[Items from an interface collection]
########
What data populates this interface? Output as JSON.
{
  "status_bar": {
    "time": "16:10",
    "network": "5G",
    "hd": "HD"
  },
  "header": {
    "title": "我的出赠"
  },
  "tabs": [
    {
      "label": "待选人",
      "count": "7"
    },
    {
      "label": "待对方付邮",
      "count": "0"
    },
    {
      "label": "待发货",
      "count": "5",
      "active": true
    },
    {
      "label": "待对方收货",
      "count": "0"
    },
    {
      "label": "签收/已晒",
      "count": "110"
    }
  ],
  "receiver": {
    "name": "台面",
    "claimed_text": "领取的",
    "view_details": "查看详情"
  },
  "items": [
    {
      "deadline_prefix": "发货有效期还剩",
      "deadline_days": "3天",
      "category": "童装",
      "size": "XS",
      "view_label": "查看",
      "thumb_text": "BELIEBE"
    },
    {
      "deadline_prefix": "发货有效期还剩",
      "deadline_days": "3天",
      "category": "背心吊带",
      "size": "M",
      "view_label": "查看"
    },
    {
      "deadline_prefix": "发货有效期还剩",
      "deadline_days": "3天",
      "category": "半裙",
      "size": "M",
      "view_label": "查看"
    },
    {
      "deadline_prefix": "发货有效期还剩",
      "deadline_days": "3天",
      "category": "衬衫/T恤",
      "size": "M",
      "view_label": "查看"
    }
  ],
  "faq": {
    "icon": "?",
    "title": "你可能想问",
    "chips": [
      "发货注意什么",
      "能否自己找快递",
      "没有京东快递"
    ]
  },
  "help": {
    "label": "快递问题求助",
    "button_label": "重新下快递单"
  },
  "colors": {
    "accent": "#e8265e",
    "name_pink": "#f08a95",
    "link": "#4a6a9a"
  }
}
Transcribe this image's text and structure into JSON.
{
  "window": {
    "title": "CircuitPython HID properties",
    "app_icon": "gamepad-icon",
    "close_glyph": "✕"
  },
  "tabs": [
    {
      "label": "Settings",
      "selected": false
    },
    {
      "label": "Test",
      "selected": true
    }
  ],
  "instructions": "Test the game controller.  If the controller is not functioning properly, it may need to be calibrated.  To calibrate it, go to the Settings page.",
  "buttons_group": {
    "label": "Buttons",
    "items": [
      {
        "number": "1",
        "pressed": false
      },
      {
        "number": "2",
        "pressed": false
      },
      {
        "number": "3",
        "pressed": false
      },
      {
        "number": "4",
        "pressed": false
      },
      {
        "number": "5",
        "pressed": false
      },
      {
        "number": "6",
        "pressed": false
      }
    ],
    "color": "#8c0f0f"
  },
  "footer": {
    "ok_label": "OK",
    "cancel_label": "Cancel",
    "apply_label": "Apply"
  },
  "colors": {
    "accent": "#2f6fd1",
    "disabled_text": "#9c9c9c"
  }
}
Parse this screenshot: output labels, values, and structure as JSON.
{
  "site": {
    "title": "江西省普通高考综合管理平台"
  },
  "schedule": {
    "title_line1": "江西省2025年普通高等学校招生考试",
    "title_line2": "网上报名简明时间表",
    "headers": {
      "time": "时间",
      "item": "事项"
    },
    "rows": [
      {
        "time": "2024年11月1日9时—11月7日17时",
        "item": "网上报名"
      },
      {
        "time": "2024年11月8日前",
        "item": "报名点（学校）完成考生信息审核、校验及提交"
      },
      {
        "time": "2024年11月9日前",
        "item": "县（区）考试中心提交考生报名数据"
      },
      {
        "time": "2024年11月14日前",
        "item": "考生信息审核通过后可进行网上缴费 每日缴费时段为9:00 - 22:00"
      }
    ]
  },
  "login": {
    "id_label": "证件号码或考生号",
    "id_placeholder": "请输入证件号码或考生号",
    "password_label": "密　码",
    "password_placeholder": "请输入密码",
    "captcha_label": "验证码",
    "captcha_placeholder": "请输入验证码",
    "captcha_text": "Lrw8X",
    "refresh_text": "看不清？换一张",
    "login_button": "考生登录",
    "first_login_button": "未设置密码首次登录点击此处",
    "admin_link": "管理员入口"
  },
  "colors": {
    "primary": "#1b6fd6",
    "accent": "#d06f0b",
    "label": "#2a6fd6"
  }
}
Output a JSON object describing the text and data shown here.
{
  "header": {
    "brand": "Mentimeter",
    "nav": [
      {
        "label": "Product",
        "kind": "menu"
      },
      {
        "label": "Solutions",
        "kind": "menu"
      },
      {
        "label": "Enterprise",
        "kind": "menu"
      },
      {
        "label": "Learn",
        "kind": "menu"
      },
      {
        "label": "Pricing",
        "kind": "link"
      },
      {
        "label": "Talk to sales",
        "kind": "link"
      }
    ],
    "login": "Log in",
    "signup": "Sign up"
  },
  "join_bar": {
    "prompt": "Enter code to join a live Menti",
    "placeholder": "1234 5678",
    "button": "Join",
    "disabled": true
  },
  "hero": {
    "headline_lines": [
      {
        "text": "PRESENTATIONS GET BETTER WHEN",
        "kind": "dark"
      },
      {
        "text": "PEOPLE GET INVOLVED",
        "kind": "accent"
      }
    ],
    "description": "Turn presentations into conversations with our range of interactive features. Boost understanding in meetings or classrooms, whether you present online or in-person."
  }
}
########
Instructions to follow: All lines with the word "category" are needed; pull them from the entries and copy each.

Response to the task:
      "category": "童装",
      "category": "背心吊带",
      "category": "半裙",
      "category": "衬衫/T恤",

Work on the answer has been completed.